Exterior Wood has been operating a wood treatment facility and distribution center in Washougal, Wa. since 1977, and services retail building supply centers throughout the western United States and Canada with a wide array of pressure treated products.
The acquisition will expand Taiga’s existing wood treatment operations, which incluedes three facilities in Canada, with additional penetration into the United States market. Taiga currently operates 15 distribution centers in Canada and 2 distribution centers in Northern California along with 6 reload locations in the Eastern U.S.
“The acquisition of Exterior Wood and the expansion of our wood treatment business represents a significant step forward in our corporate strategy of pursuing value enhancing opportunities,” Trent Balog, president and CEO of Taiga, said in a statement issued by the company. “With a well-established customer and supplier base, we believe that the Exterior Wood acquisition will be accretive to Taiga’s business and will successfully integrate within our proven operational capabilities, in addition to expanding our distribution reach in a strategic region.”
Added Dave Perry, president of Exterior Wood, “We are excited to be associated with a company as well respected in our industry as Taiga. In addition to placing a high value on our customer relationships, suppliers and employees, it has a culture that matches very well with the one we have developed over time at Exterior Wood. We are enthusiastic about what the future holds as we work together.”
Taiga produces preserved lumber at 3 plants strategically located to service the Canadian market, the company said.

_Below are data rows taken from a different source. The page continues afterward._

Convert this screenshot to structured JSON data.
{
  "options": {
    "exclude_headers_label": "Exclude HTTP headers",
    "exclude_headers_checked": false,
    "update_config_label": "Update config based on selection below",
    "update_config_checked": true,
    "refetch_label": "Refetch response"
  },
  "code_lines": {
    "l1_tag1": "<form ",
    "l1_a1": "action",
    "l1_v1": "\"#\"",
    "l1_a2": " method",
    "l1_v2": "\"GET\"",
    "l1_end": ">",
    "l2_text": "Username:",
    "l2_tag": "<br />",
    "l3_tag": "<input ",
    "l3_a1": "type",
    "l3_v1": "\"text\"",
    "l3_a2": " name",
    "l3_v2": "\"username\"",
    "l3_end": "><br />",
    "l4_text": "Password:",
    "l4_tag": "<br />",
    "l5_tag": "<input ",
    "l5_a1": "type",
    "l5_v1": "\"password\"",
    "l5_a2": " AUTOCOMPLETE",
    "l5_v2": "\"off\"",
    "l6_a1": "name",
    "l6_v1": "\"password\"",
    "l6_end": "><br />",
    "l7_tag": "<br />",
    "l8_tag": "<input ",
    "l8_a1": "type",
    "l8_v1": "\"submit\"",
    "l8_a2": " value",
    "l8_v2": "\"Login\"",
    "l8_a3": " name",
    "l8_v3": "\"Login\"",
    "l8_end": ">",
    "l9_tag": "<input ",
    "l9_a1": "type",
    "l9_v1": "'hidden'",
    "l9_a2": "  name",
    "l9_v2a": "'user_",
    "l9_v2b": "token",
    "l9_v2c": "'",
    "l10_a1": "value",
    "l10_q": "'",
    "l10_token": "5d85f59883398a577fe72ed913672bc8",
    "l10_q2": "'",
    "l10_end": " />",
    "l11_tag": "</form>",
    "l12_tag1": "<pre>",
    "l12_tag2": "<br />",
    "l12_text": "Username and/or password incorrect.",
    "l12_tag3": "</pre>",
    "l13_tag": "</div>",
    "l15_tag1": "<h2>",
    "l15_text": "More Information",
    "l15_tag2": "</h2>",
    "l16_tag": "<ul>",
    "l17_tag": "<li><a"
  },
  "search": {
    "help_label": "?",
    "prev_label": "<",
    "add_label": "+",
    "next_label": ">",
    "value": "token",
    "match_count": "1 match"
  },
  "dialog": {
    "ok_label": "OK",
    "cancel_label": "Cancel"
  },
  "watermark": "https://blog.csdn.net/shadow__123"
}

Flashback Friday: The Golden Rule ‘Q’
The Feb. 8, 1988 issue of National Home Center News, the forerunner of HBSDealer, recognized the efforts of Portland, Maine-based distributor Emery-Waterhouse to launch a “store of the future.”
The Golden Rule “Q” program – “Q” stands for quality” – targeted individual or family owned lumber-yards wishing to remodel or build a new store. In launching the program, Emery-Waterhouse laid claim to the distinction of “first independent distributor to offer its lumberyard dealers a store of the future.”
Timber Mart was the first to sign up. The single-unit dealer in Seabrook, N.H., saw sales increase 24% since it opened its new, 40,000 sq. ft. store in late 1987. The photo above reveals warm colors, a racetrack layout and tall fixtures.
Here’s how Ron Johnson, the company’s Q-program fixtures and fittings manager, described it: “It’s of paramount importance to address the contractor business as well as enhancing the DIY.”
“I was mesmerized by the home center concept and increasing margins,” said Fred Stiles, president of Timber Mart. “But I’m the single owner and wear 12 hats and didn’t have time to spend on the new project.”
In 2000, Timber Mart transformed its business model to focus exclusively on kitchen, bath and floor covering. The brand didn’t last long after that.
As for the distributor Emery-Waterhouse, the company was acquired by Ace Hardware Corp. in 2014.
Do you remember the Q program? Let us know at [email protected]
HBSDealer’s Throwback Thursday is sponsored by Schaffer Associates, a national management consulting firm specializing in executive search and organizational strategies for the hardware, home improvement, building materials, and consumer products industries. As the premier management consulting firm serving the industry, we help build organizations and leadership teams that foster corporate growth and success well into the future. Contact us at SchafferAssociates.com.